Initially shared on Twitter, the video in query was a deepfake of Musk purportedly selling a cryptocurrency platform boasting 30% returns on crypto deposits. Scammers made use of unique footage from a TED Discuss that includes Musk and curator Chris Anderson at a TED convention in Vancouver in April this yr.
The tweet and video caught the eye of Musk himself, who’s been more and more lively since his transfer to amass the social media platform for an estimated $44 billion. The Tesla CEO and SpaceEx founder replied to the video in his signature comical fashion:
Yikes. Def not me.
— Elon Musk (@elonmusk) May 25, 2022
Musk’s world renown as a know-how pioneer has made him a selection goal for scammers trying to benefit from unwitting social media customers and buyers. The not-so-tech-savvy customers are vulnerable to being duped by scams selling unrealistic returns on funding.
Cryptocurrency scams of this nature had been rife in 2020 and 2021, with america Federal Commerce Fee (FTC) releasing a report that estimated that over $80 million price of cryptocurrency was stolen from unsuspecting victims over a six month interval.
Given Musk’s affinity for the cryptocurrency house and his pro-Dogecoin slant, fraudulent YouTube dwell streams grew to become a weapon of selection. Musk’s now-famous look on the American tv present Saturday Evening Reside proved to be a money cow for scammers, with the FTC zooming in on rip-off addresses that had acquired about 9.7 million Dogecoin price $5 million in Could final yr.
Associated: Elon Musk buys Twitter for $44B — crypto trade reacts
Musk’s transfer to purchase Twitter has include guarantees to advertise free speech on the platform, whereas the Tesla CEO additionally vowed to cull an alarming variety of spam and rip-off bots which have fleeced customers of hundreds of thousands lately in his Ted discuss look earlier this yr:
“A prime precedence I’d have is eliminating the spam and rip-off bots and the bot armies which might be on Twitter. They make the product a lot worse. If I had a Dogecoin for each crypto rip-off I noticed, we’d have 100 billion Dogecoin.”

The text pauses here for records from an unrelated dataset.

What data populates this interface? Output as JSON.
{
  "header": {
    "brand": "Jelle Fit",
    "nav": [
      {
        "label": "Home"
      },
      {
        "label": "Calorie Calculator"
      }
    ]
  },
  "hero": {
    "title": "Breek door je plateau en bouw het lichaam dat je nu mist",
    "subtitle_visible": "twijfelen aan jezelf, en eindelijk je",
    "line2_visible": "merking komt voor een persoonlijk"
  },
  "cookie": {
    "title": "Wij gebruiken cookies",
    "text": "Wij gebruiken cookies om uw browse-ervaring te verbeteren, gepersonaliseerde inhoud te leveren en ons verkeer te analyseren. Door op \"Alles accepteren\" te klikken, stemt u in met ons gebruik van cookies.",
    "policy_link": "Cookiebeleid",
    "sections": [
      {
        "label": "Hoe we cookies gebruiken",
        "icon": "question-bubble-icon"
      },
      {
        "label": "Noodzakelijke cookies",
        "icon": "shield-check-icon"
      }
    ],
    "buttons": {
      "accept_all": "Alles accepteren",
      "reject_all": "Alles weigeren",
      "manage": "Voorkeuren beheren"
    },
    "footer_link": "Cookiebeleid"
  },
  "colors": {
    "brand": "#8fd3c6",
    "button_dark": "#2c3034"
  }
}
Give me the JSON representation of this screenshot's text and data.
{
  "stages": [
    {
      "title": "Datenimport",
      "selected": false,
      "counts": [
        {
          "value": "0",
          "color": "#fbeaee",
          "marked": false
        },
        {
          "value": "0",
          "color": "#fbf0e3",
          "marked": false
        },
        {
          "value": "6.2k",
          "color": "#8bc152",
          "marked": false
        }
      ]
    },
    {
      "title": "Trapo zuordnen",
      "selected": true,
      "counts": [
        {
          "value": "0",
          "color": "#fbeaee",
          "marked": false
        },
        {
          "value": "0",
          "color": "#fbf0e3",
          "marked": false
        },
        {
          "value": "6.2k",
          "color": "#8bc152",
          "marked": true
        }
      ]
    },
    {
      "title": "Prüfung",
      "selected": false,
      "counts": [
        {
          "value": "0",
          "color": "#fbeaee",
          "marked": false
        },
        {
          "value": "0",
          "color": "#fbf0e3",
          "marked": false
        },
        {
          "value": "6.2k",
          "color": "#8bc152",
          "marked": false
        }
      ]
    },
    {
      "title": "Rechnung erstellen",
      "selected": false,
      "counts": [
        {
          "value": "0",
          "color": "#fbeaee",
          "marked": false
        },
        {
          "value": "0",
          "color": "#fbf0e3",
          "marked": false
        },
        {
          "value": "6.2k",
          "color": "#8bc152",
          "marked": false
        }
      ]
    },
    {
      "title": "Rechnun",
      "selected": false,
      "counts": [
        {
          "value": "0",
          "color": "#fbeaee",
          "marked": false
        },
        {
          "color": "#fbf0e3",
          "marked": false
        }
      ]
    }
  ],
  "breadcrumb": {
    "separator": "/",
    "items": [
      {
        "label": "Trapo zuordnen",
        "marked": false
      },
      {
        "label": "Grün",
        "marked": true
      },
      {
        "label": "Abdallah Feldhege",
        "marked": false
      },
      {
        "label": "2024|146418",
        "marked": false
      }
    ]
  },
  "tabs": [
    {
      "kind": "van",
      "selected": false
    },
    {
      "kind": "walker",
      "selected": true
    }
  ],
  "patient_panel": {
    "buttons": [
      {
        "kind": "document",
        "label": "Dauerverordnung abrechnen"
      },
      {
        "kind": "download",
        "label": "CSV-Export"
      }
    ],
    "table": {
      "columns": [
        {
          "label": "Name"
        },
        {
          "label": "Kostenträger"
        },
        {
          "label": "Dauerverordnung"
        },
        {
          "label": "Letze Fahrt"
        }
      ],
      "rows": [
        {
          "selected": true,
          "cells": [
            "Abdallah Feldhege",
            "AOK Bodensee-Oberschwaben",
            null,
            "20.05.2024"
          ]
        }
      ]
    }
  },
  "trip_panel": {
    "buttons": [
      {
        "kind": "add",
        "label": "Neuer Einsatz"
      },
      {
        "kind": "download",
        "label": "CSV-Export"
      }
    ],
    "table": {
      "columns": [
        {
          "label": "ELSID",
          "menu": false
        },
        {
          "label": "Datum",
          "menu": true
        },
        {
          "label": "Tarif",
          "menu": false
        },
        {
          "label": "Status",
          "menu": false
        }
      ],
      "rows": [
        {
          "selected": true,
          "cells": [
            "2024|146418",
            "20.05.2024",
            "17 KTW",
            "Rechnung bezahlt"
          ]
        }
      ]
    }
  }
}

As Cointelegraph beforehand explored, deepfake movies have been prevalent because the time period was coined in 2017. Making use of synthetic intelligence and computer-generated photographs, video and audio, creators look to control, deceive or rip-off viewers with media that’s typically so lifelike it is arduous to discern reality from fiction.
Blockchain know-how has been touted as a possible instrument to fight deepfake and faux information. However the actuality is that social media platforms are nonetheless awash with fraudulent media.